Friday, July 10, 2015

no one gets out alive...,

guardian |  “Runit Dome represents a tragic confluence of nuclear testing and climate change,” said Michael Gerrard, director of the Sabin Center for Climate Change Law at Columbia University, who visited the dome in 2010.

“It resulted from US nuclear testing and the leaving behind of large quantities of plutonium,” he said. “Now it has been gradually submerged as result of sea level rise from greenhouse gas emissions by industrial countries led by the United States.”

Enewetak Atoll, and the much better-known Bikini Atoll, were the main sites of the United States Pacific Proving Grounds, the setting for dozens of atomic explosions during the early years of the cold war.

The remote islands – roughly halfway between Australia and Hawaii – were deemed sufficiently distant from major population centres and shipping lanes, and in 1948, the local population of Micronesian fishermen and subsistence farmers were evacuated to another atoll 200 km away.
In total, 67 nuclear and atmospheric bombs were detonated on Enewetak and Bikini between 1946 and 1958 – an explosive yield equivalent to 1.6 Hiroshima bombs detonated every day over the course of 12 years.

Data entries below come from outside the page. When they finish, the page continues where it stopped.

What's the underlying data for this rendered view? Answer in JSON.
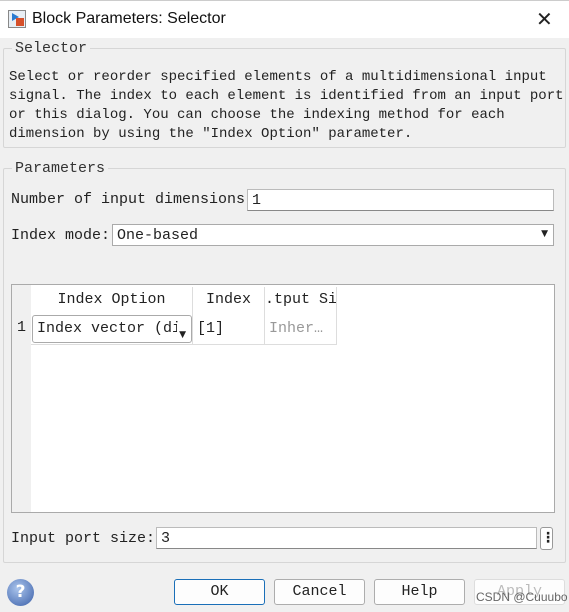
{
  "window": {
    "title": "Block Parameters: Selector",
    "close_icon": "close-icon",
    "app_icon": "simulink-block-icon"
  },
  "description": {
    "legend": "Selector",
    "text": "Select or reorder specified elements of a multidimensional input signal. The index to each element is identified from an input port or this dialog. You can choose the indexing method for each dimension by using the \"Index Option\" parameter."
  },
  "parameters": {
    "legend": "Parameters",
    "num_dims_label": "Number of input dimensions:",
    "num_dims_value": "1",
    "index_mode_label": "Index mode:",
    "index_mode_value": "One-based",
    "table": {
      "headers": [
        "Index Option",
        "Index",
        ".tput Si"
      ],
      "rows": [
        {
          "num": "1",
          "option": "Index vector (di",
          "index": "[1]",
          "output_size": "Inher…"
        }
      ]
    },
    "port_size_label": "Input port size:",
    "port_size_value": "3",
    "more_icon": "vertical-ellipsis-icon"
  },
  "buttons": {
    "ok": "OK",
    "cancel": "Cancel",
    "help": "Help",
    "apply": "Apply",
    "help_icon": "question-mark-icon"
  },
  "watermark": "CSDN @Cuuubo"
}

The detonations blanketed the islands with irradiated debris, including Plutonium-239, the fissile isotope used in nuclear warheads, which has a half-life of 24,000 years.